Ramsden was responsible for the RS:X class embracing the new Danish technology Sailstream, being used to enhance the internet experience of following the event with video streamed live from the race course alongside fleet tracking provided by TracTrac.

“We are very pleased to be in the vanguard with this - live video is definitely the way ahead,” says Ramsden who reveals that the technology is to be used at the RS:X class’ major championships in 2011 and 2012. “We are going to add a live scoring system to it and we are investigating other technologies to add to it.”

ISAF President Göran Petersson has been in Kerteminde to follow the racing and once again was impressed with the set-up provided by the Danish hosts. “I think they have a model that works very well with the co-operation between the sailing areas, the sailing club, the volunteers, the community, the sponsors, Danish Sailing Association, Sport Event Denmark and the local Sport Events which take care of not only the sport part of it but also the tourist effects and things like that. I think they are very successful in this.”

Petersson was also fully behind the new SailStream technology being trialled for the first time ever at this regatta. “We have to move the races and the stories about the races closer to those people who want to look and listen. They cannot come out to us, we have to come to them and that has to be pictures and comments and it has to be live and in real time and they are achieving this here. I understand there is still some development still to be made, but this absolutely is the way to go.” Petersson reckons this should be in place not just in time for London 2012 by in time for the Perth 2011 ISAF Sailing World Championships in December next year.

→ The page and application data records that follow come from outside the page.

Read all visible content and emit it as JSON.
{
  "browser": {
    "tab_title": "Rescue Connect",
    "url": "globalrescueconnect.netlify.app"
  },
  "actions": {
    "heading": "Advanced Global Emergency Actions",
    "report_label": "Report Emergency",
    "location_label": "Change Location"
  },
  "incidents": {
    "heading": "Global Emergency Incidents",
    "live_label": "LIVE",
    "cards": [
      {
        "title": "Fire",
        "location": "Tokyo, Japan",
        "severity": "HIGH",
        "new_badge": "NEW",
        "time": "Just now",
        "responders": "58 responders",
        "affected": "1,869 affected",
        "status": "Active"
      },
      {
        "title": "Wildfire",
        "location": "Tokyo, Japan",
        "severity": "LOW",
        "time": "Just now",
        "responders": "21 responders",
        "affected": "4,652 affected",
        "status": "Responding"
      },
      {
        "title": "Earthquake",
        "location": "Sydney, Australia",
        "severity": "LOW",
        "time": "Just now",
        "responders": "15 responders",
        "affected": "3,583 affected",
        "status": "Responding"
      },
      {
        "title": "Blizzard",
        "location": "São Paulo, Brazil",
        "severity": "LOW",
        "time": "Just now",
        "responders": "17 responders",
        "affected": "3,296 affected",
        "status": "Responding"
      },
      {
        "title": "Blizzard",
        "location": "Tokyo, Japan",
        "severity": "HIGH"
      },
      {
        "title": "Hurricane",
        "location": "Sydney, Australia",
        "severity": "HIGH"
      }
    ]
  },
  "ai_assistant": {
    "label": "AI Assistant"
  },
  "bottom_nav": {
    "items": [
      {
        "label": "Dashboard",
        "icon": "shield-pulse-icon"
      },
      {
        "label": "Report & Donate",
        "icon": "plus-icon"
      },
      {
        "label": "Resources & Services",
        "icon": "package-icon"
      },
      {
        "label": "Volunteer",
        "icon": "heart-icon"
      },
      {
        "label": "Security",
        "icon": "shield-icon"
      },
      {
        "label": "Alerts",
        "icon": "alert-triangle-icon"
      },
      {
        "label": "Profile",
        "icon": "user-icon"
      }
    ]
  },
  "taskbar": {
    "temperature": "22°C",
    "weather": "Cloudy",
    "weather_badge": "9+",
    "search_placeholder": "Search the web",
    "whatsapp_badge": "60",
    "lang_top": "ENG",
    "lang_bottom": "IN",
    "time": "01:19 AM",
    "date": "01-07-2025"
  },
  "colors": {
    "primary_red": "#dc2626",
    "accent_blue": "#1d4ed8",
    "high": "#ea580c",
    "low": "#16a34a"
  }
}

Petersson won’t be drawn on the prospects of Denmark hosting the 2014 ISAF Sailing World Championships. Bids for this are to be submitted in the autumn and a decision will be made next spring. “Like the IOC we don’t want to take risks with our big events. We want to have someone who has a proven record they can deliver a good event and Denmark for sure has.”